## Problem to solve
Among the entries below, tally the lines that include "beispiel", and give the number alone.

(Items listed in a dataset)
- - - -

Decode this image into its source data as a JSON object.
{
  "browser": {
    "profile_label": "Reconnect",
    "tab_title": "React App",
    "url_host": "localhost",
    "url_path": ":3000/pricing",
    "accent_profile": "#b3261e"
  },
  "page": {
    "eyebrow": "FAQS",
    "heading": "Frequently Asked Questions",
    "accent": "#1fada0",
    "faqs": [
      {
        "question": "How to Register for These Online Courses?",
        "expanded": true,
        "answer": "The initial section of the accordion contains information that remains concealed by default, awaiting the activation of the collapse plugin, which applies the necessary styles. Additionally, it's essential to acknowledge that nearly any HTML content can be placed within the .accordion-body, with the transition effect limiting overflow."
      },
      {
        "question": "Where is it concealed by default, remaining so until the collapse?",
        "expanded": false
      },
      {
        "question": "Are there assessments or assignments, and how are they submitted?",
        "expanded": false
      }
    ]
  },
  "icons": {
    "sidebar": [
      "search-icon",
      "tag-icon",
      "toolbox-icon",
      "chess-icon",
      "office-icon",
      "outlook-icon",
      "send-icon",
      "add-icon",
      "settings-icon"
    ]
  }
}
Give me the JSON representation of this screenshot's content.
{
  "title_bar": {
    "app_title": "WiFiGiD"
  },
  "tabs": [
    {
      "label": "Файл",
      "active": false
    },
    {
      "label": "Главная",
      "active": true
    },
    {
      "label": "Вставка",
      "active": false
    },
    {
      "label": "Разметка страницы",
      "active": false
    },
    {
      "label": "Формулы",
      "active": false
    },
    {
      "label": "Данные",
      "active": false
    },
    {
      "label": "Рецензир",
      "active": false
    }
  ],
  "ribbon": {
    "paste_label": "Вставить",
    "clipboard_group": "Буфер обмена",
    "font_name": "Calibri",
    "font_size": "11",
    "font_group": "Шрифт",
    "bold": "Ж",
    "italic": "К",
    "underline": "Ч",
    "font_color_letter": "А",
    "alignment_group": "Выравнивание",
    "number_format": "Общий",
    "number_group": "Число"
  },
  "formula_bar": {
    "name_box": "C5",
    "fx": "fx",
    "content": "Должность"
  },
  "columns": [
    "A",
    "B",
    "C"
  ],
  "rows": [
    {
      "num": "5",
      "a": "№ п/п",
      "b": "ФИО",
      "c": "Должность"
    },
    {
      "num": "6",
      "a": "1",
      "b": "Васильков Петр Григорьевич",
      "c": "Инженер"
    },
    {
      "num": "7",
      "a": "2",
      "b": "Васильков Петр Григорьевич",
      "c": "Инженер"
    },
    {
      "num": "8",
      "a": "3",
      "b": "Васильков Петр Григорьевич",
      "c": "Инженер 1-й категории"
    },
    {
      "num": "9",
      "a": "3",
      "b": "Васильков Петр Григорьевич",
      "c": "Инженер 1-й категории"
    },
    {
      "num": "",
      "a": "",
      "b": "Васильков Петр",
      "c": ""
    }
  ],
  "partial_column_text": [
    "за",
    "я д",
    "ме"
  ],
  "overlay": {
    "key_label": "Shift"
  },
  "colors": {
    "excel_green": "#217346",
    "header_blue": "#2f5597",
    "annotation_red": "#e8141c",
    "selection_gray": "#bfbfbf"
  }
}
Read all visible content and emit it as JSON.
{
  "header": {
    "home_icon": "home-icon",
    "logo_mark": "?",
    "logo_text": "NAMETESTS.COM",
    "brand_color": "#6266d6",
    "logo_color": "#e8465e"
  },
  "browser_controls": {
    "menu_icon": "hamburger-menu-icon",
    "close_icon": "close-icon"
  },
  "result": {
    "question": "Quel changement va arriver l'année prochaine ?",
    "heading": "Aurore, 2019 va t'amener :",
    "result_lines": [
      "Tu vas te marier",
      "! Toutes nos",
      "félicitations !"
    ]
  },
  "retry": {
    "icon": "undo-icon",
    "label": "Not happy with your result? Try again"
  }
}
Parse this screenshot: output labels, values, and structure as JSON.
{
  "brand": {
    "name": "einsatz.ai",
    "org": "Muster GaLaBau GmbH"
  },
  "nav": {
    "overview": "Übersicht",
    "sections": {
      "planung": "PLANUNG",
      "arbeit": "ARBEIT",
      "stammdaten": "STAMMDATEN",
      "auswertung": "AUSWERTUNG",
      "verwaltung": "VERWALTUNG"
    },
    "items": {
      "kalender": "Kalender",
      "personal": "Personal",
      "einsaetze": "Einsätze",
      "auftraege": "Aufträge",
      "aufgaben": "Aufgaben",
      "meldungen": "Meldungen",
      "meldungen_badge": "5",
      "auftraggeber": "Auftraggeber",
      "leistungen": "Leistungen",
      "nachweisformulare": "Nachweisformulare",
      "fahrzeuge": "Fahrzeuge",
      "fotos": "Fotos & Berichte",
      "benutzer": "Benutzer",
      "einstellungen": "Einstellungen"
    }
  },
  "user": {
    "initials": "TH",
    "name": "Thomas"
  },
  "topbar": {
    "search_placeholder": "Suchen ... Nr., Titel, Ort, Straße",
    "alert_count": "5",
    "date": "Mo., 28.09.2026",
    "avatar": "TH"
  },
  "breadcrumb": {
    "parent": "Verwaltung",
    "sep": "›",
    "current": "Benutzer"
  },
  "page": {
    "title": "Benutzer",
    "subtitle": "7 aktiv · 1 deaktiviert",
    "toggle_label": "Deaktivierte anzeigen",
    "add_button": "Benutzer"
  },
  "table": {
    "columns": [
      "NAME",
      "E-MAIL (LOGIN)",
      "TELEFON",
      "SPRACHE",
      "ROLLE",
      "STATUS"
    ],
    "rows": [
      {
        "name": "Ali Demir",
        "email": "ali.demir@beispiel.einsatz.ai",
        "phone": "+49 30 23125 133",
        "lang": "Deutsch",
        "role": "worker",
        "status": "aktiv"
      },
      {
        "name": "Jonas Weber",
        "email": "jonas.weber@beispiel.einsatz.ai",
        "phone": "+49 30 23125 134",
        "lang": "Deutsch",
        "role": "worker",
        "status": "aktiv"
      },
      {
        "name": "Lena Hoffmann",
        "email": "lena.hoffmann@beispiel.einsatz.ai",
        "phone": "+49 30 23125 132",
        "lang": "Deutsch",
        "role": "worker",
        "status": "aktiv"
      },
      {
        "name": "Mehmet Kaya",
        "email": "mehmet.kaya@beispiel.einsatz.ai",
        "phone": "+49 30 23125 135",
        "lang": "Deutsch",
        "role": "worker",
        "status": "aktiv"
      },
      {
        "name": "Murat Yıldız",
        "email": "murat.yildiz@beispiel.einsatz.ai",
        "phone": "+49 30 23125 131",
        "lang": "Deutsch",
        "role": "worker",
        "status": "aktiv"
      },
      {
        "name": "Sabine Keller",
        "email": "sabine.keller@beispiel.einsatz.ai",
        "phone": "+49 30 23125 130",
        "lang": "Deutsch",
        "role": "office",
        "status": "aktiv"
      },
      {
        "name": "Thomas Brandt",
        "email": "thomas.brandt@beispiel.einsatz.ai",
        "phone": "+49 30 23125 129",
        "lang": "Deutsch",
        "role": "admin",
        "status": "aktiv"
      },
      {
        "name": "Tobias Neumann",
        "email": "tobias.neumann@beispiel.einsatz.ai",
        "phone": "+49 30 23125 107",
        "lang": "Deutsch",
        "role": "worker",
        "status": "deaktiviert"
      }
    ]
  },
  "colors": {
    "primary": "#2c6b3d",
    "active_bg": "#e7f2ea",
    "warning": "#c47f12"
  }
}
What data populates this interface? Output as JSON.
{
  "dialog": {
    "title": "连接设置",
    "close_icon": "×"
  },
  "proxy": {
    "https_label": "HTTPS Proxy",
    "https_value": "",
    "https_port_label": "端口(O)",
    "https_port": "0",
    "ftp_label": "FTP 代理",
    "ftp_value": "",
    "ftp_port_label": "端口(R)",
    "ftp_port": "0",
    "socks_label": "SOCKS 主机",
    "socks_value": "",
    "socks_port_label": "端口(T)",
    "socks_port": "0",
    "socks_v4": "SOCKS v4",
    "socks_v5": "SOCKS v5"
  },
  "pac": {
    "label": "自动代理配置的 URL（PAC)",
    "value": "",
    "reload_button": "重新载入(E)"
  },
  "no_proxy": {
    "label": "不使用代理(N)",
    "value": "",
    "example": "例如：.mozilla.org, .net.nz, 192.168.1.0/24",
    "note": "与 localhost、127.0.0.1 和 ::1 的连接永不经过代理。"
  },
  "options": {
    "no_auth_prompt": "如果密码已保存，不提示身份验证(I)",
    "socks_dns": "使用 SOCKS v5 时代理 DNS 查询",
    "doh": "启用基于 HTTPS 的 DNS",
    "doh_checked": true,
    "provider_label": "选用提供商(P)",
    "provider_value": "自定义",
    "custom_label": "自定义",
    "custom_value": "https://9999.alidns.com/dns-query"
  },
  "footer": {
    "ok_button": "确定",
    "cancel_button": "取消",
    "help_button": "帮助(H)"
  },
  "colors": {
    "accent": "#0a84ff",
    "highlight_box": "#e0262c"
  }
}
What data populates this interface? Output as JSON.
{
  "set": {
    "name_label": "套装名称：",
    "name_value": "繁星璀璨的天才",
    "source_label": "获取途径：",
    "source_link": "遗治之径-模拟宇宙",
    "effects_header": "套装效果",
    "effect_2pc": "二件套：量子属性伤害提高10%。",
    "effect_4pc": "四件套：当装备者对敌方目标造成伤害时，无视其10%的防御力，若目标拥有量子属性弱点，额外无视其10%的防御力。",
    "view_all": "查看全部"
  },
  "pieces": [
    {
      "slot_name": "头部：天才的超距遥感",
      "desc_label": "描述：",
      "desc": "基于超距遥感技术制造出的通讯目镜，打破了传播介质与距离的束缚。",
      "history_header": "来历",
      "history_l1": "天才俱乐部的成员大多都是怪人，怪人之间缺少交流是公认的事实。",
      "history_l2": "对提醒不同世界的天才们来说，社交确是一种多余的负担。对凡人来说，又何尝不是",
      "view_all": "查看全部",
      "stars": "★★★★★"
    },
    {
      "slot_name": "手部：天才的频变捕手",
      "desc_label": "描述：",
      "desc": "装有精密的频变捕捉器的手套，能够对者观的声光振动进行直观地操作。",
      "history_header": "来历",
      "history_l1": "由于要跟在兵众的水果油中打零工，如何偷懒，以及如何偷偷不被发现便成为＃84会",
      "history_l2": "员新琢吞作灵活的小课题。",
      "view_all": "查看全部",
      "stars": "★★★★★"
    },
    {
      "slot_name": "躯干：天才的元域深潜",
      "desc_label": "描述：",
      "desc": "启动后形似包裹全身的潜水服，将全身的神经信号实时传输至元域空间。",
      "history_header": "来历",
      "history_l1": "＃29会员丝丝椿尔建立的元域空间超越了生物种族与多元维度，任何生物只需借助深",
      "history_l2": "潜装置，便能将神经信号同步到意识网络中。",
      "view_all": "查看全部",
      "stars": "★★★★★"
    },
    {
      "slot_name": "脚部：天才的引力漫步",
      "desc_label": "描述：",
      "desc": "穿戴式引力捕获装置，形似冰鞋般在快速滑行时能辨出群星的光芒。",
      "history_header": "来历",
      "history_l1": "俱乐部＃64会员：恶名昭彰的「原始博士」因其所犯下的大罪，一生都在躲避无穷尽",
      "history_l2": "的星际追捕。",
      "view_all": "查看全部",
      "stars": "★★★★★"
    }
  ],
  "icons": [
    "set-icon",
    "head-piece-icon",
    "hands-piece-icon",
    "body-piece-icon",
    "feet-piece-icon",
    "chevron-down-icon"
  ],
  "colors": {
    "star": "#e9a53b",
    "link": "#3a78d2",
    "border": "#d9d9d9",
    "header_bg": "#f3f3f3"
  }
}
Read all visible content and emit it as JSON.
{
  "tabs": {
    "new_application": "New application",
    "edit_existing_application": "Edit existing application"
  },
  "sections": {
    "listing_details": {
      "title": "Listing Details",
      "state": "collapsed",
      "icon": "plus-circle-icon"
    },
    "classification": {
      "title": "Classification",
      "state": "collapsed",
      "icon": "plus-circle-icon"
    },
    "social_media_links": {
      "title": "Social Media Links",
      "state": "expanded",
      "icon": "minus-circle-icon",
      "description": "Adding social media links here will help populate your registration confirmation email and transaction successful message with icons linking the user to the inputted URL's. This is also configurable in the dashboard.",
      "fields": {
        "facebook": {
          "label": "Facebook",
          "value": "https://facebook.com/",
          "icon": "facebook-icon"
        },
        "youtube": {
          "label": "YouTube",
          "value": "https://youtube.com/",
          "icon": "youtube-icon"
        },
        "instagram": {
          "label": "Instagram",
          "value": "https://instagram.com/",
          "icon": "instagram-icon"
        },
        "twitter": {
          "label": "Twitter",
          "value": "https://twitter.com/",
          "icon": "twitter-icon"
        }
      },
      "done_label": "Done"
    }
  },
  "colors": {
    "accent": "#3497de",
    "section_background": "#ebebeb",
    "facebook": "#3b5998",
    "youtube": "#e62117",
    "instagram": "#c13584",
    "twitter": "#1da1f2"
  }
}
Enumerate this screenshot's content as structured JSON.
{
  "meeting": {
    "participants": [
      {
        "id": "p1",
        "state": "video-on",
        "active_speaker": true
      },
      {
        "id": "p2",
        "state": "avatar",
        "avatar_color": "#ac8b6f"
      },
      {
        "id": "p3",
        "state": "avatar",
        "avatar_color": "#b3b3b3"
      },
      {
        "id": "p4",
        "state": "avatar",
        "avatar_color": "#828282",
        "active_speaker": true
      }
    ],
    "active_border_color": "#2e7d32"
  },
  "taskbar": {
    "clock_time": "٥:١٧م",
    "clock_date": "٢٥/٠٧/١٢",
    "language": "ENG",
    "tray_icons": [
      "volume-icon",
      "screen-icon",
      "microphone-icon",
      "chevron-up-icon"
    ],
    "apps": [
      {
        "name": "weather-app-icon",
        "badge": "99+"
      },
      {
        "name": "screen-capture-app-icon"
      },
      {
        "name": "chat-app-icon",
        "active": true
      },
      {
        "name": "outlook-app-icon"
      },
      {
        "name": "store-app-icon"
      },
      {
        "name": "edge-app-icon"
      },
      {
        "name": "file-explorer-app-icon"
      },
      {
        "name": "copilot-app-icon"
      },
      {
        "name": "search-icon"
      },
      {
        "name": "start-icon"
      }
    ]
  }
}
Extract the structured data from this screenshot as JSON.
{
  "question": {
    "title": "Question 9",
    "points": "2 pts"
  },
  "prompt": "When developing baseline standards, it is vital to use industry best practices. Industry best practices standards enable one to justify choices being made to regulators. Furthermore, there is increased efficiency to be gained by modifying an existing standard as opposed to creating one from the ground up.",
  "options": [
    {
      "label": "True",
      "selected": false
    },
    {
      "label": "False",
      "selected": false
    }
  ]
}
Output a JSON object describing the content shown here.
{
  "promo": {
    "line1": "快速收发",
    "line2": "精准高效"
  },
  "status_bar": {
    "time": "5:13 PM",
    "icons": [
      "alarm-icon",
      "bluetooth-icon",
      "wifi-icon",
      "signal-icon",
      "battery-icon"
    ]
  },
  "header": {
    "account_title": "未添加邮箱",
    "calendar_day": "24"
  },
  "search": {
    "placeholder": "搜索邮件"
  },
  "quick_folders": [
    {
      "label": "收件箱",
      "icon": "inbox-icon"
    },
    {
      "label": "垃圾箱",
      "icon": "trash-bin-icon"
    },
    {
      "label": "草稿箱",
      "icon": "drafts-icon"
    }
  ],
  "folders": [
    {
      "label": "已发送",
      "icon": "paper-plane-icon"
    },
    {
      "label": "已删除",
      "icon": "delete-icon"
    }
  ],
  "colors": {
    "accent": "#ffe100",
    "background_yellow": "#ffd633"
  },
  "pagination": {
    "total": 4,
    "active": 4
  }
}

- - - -

## Finished exercise
8